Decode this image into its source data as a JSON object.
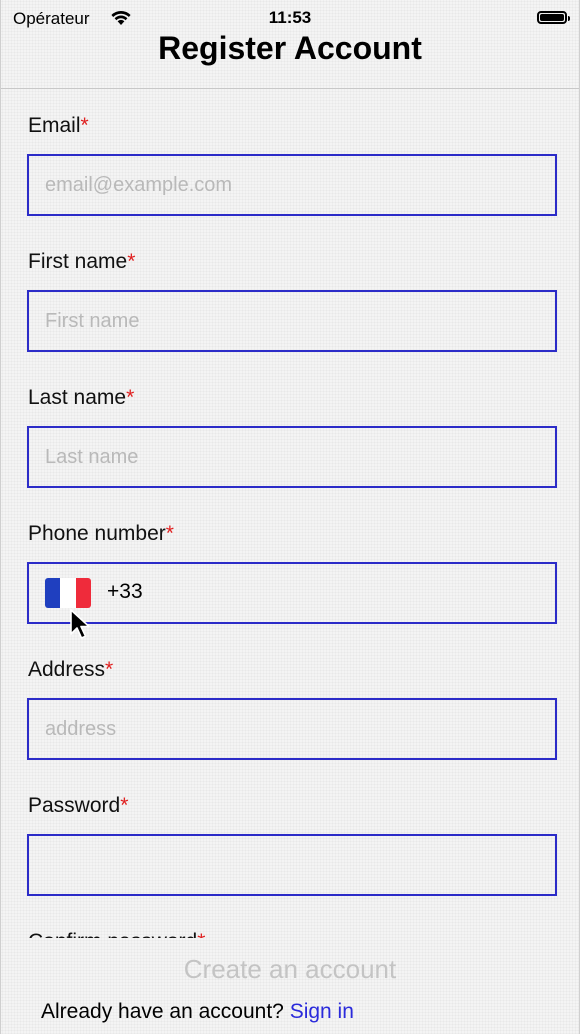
{
  "status_bar": {
    "carrier": "Opérateur",
    "time": "11:53"
  },
  "header": {
    "title": "Register Account"
  },
  "form": {
    "required_mark": "*",
    "email": {
      "label": "Email",
      "placeholder": "email@example.com",
      "value": ""
    },
    "first_name": {
      "label": "First name",
      "placeholder": "First name",
      "value": ""
    },
    "last_name": {
      "label": "Last name",
      "placeholder": "Last name",
      "value": ""
    },
    "phone": {
      "label": "Phone number",
      "country": "FR",
      "dial_code": "+33"
    },
    "address": {
      "label": "Address",
      "placeholder": "address",
      "value": ""
    },
    "password": {
      "label": "Password",
      "placeholder": "",
      "value": ""
    },
    "confirm_password": {
      "label": "Confirm password"
    }
  },
  "footer": {
    "create_label": "Create an account",
    "signin_prompt": "Already have an account?",
    "signin_link": "Sign in"
  },
  "colors": {
    "input_border": "#2c2cc8",
    "required": "#e02020",
    "link": "#2a2adb",
    "disabled_button": "#c4c4c4"
  }
}
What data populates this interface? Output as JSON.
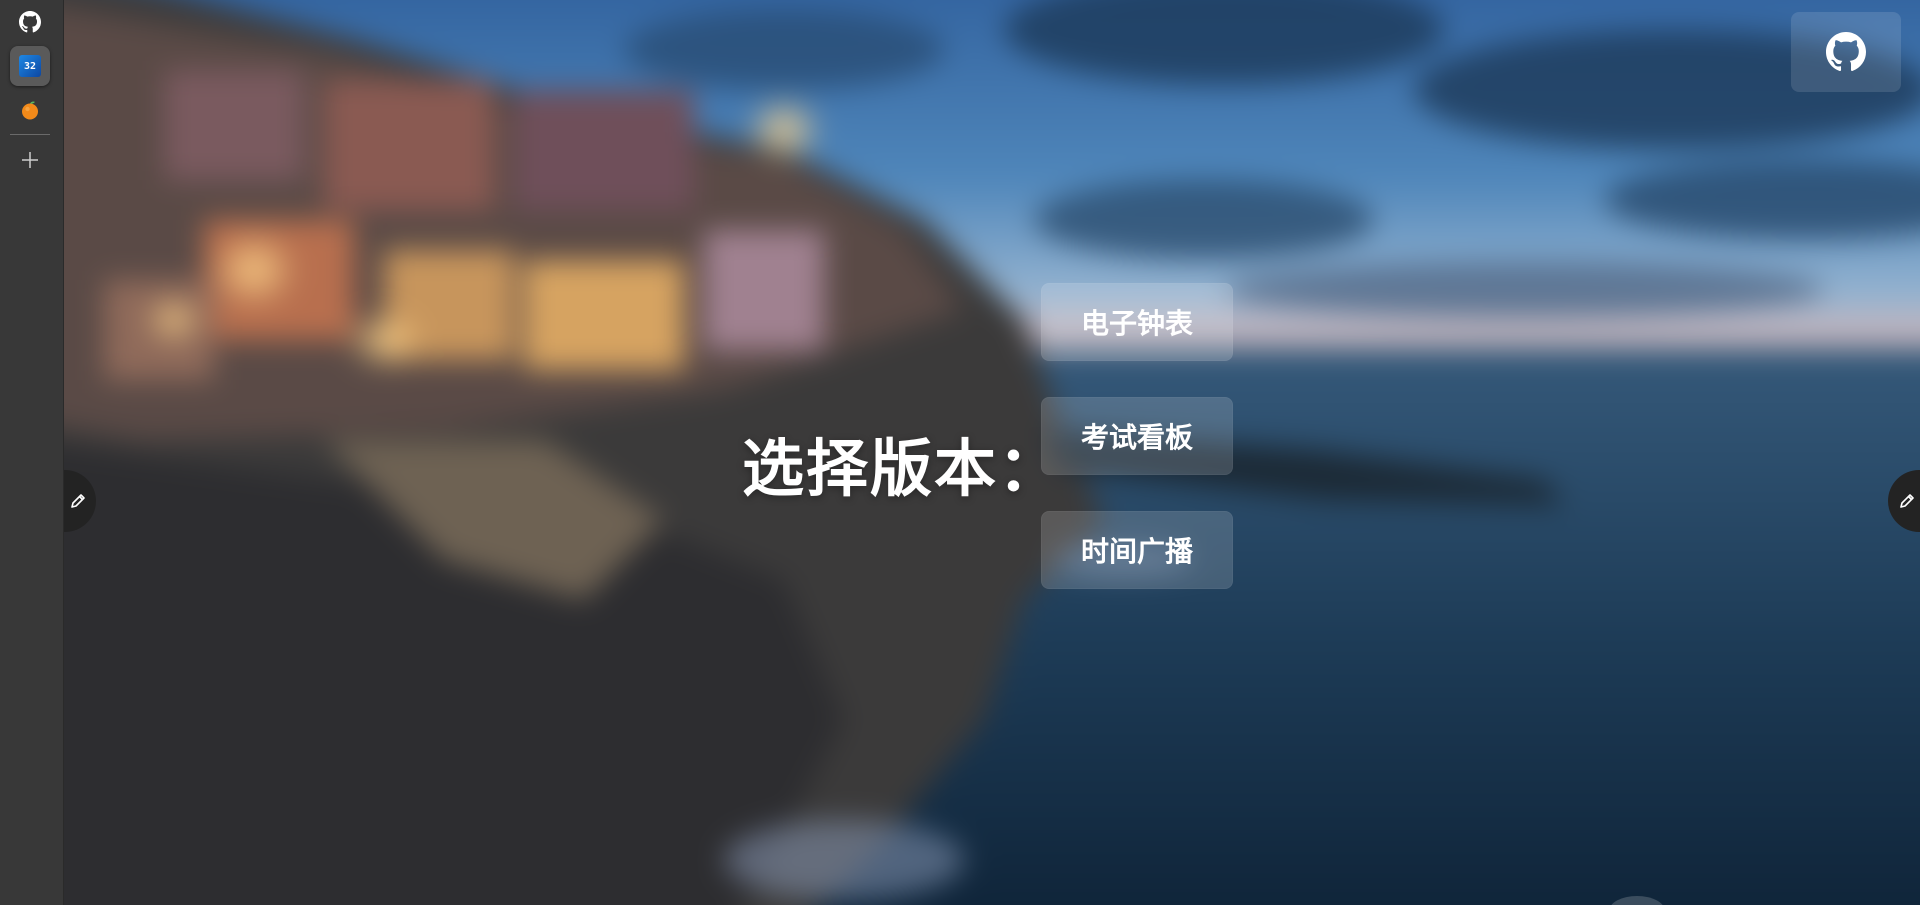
{
  "dock": {
    "items": [
      {
        "icon": "github-icon",
        "active": false
      },
      {
        "icon": "app-tile-icon",
        "tile_text": "32",
        "active": true
      },
      {
        "icon": "orange-icon",
        "active": false
      }
    ],
    "add_icon": "plus-icon"
  },
  "main": {
    "title": "选择版本：",
    "buttons": [
      {
        "label": "电子钟表"
      },
      {
        "label": "考试看板"
      },
      {
        "label": "时间广播"
      }
    ],
    "corner_icon": "github-icon",
    "side_icon": "pencil-icon"
  },
  "colors": {
    "dock_bg": "#383838",
    "text": "#ffffff",
    "button_bg": "rgba(255,255,255,0.16)"
  }
}
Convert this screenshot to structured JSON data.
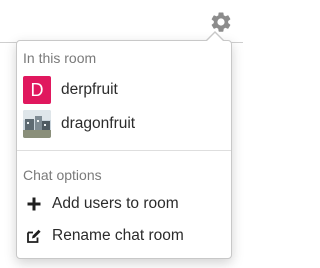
{
  "topbar": {
    "settings_icon": "gear-icon",
    "icon_color": "#8c8c8c"
  },
  "menu": {
    "room_section": {
      "header": "In this room",
      "members": [
        {
          "name": "derpfruit",
          "avatar_letter": "D",
          "avatar_color": "#e0185e",
          "avatar_type": "letter"
        },
        {
          "name": "dragonfruit",
          "avatar_type": "photo"
        }
      ]
    },
    "chat_options": {
      "header": "Chat options",
      "items": [
        {
          "label": "Add users to room",
          "icon": "plus-icon"
        },
        {
          "label": "Rename chat room",
          "icon": "edit-icon"
        }
      ]
    }
  }
}
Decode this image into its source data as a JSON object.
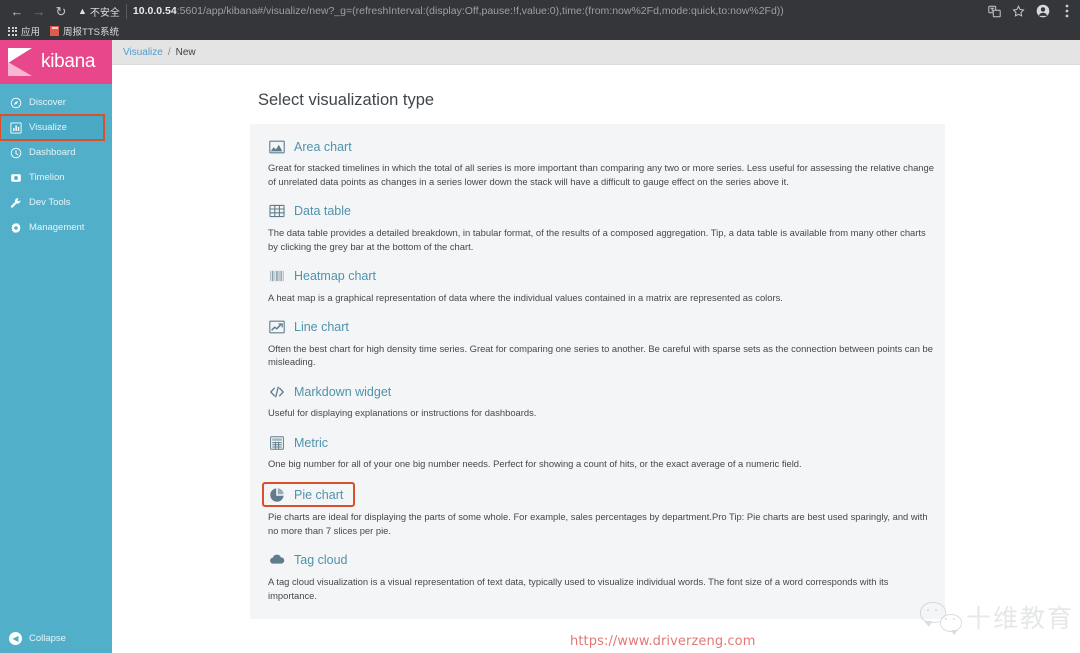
{
  "browser": {
    "back_icon": "back-arrow-icon",
    "forward_icon": "forward-arrow-icon",
    "reload_icon": "reload-icon",
    "security_label": "不安全",
    "url_host": "10.0.0.54",
    "url_rest": ":5601/app/kibana#/visualize/new?_g=(refreshInterval:(display:Off,pause:!f,value:0),time:(from:now%2Fd,mode:quick,to:now%2Fd))",
    "toolbar_icons": [
      "translate-icon",
      "bookmark-star-icon",
      "profile-avatar-icon",
      "chrome-menu-icon"
    ],
    "bookmarks": [
      {
        "label": "应用",
        "icon": "apps-grid-icon"
      },
      {
        "label": "周报TTS系统",
        "icon": "bookmark-favicon"
      }
    ]
  },
  "sidebar": {
    "logo_text": "kibana",
    "items": [
      {
        "label": "Discover",
        "icon": "compass-icon",
        "active": false,
        "highlighted": false
      },
      {
        "label": "Visualize",
        "icon": "bar-chart-icon",
        "active": true,
        "highlighted": true
      },
      {
        "label": "Dashboard",
        "icon": "dashboard-icon",
        "active": false,
        "highlighted": false
      },
      {
        "label": "Timelion",
        "icon": "timelion-icon",
        "active": false,
        "highlighted": false
      },
      {
        "label": "Dev Tools",
        "icon": "wrench-icon",
        "active": false,
        "highlighted": false
      },
      {
        "label": "Management",
        "icon": "gear-icon",
        "active": false,
        "highlighted": false
      }
    ],
    "collapse_label": "Collapse",
    "collapse_icon": "chevron-left-circle-icon",
    "bg_color": "#52afc9",
    "logo_color": "#e8488b",
    "highlight_color": "#d9512c"
  },
  "breadcrumb": {
    "parent": "Visualize",
    "separator": "/",
    "current": "New"
  },
  "main": {
    "page_title": "Select visualization type",
    "vis_types": [
      {
        "name": "Area chart",
        "icon": "area-chart-icon",
        "selected": false,
        "description": "Great for stacked timelines in which the total of all series is more important than comparing any two or more series. Less useful for assessing the relative change of unrelated data points as changes in a series lower down the stack will have a difficult to gauge effect on the series above it."
      },
      {
        "name": "Data table",
        "icon": "table-grid-icon",
        "selected": false,
        "description": "The data table provides a detailed breakdown, in tabular format, of the results of a composed aggregation. Tip, a data table is available from many other charts by clicking the grey bar at the bottom of the chart."
      },
      {
        "name": "Heatmap chart",
        "icon": "heatmap-bars-icon",
        "selected": false,
        "description": "A heat map is a graphical representation of data where the individual values contained in a matrix are represented as colors."
      },
      {
        "name": "Line chart",
        "icon": "line-chart-icon",
        "selected": false,
        "description": "Often the best chart for high density time series. Great for comparing one series to another. Be careful with sparse sets as the connection between points can be misleading."
      },
      {
        "name": "Markdown widget",
        "icon": "code-brackets-icon",
        "selected": false,
        "description": "Useful for displaying explanations or instructions for dashboards."
      },
      {
        "name": "Metric",
        "icon": "calculator-icon",
        "selected": false,
        "description": "One big number for all of your one big number needs. Perfect for showing a count of hits, or the exact average of a numeric field."
      },
      {
        "name": "Pie chart",
        "icon": "pie-chart-icon",
        "selected": true,
        "description": "Pie charts are ideal for displaying the parts of some whole. For example, sales percentages by department.Pro Tip: Pie charts are best used sparingly, and with no more than 7 slices per pie."
      },
      {
        "name": "Tag cloud",
        "icon": "cloud-icon",
        "selected": false,
        "description": "A tag cloud visualization is a visual representation of text data, typically used to visualize individual words. The font size of a word corresponds with its importance."
      }
    ]
  },
  "watermarks": {
    "wechat_text": "十维教育",
    "wechat_icon": "wechat-logo-icon",
    "site_url": "https://www.driverzeng.com"
  }
}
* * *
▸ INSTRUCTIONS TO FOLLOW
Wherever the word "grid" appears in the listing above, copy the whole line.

▸ WORKED SOLUTION
        "icon": "apps-grid-icon"
        "icon": "table-grid-icon",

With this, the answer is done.